### Records for the exercise
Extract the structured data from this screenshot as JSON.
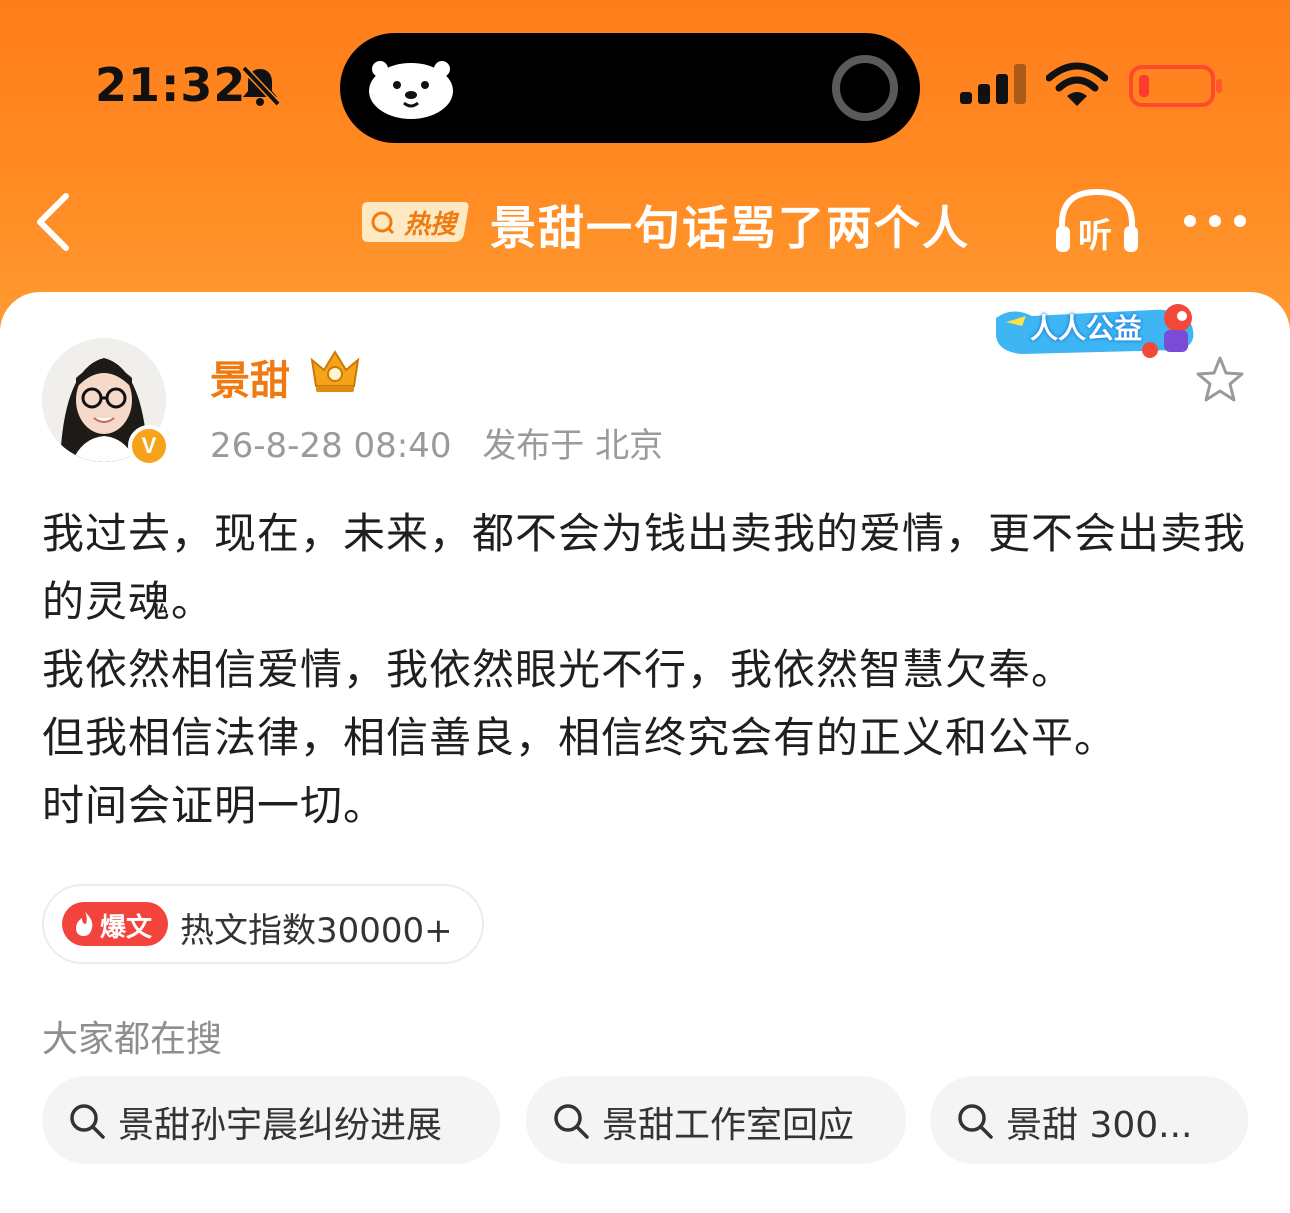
{
  "status_bar": {
    "time": "21:32",
    "icons": [
      "bell-slash-icon",
      "signal-icon",
      "wifi-icon",
      "battery-icon"
    ]
  },
  "nav": {
    "hot_badge": "热搜",
    "title": "景甜一句话骂了两个人",
    "listen_label": "听"
  },
  "post": {
    "author": "景甜",
    "verified_badge": "V",
    "date": "26-8-28 08:40",
    "location": "发布于 北京",
    "charity_banner": "人人公益",
    "body": [
      "我过去，现在，未来，都不会为钱出卖我的爱情，更不会出卖我的灵魂。",
      "我依然相信爱情，我依然眼光不行，我依然智慧欠奉。",
      "但我相信法律，相信善良，相信终究会有的正义和公平。",
      "时间会证明一切。"
    ],
    "hot_tag": "爆文",
    "hot_index": "热文指数30000+"
  },
  "related_search": {
    "title": "大家都在搜",
    "items": [
      "景甜孙宇晨纠纷进展",
      "景甜工作室回应",
      "景甜 300..."
    ]
  },
  "colors": {
    "header_orange": "#ff8a22",
    "username_orange": "#f07a12",
    "hot_red": "#f2443d",
    "battery_red": "#ff3b30"
  }
}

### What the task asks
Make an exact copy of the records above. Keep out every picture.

### Expected output
Extract the structured data from this screenshot as JSON.
{
  "status_bar": {
    "time": "21:32",
    "icons": [
      "bell-slash-icon",
      "signal-icon",
      "wifi-icon",
      "battery-icon"
    ]
  },
  "nav": {
    "hot_badge": "热搜",
    "title": "景甜一句话骂了两个人",
    "listen_label": "听"
  },
  "post": {
    "author": "景甜",
    "verified_badge": "V",
    "date": "26-8-28 08:40",
    "location": "发布于 北京",
    "charity_banner": "人人公益",
    "body": [
      "我过去，现在，未来，都不会为钱出卖我的爱情，更不会出卖我的灵魂。",
      "我依然相信爱情，我依然眼光不行，我依然智慧欠奉。",
      "但我相信法律，相信善良，相信终究会有的正义和公平。",
      "时间会证明一切。"
    ],
    "hot_tag": "爆文",
    "hot_index": "热文指数30000+"
  },
  "related_search": {
    "title": "大家都在搜",
    "items": [
      "景甜孙宇晨纠纷进展",
      "景甜工作室回应",
      "景甜 300..."
    ]
  },
  "colors": {
    "header_orange": "#ff8a22",
    "username_orange": "#f07a12",
    "hot_red": "#f2443d",
    "battery_red": "#ff3b30"
  }
}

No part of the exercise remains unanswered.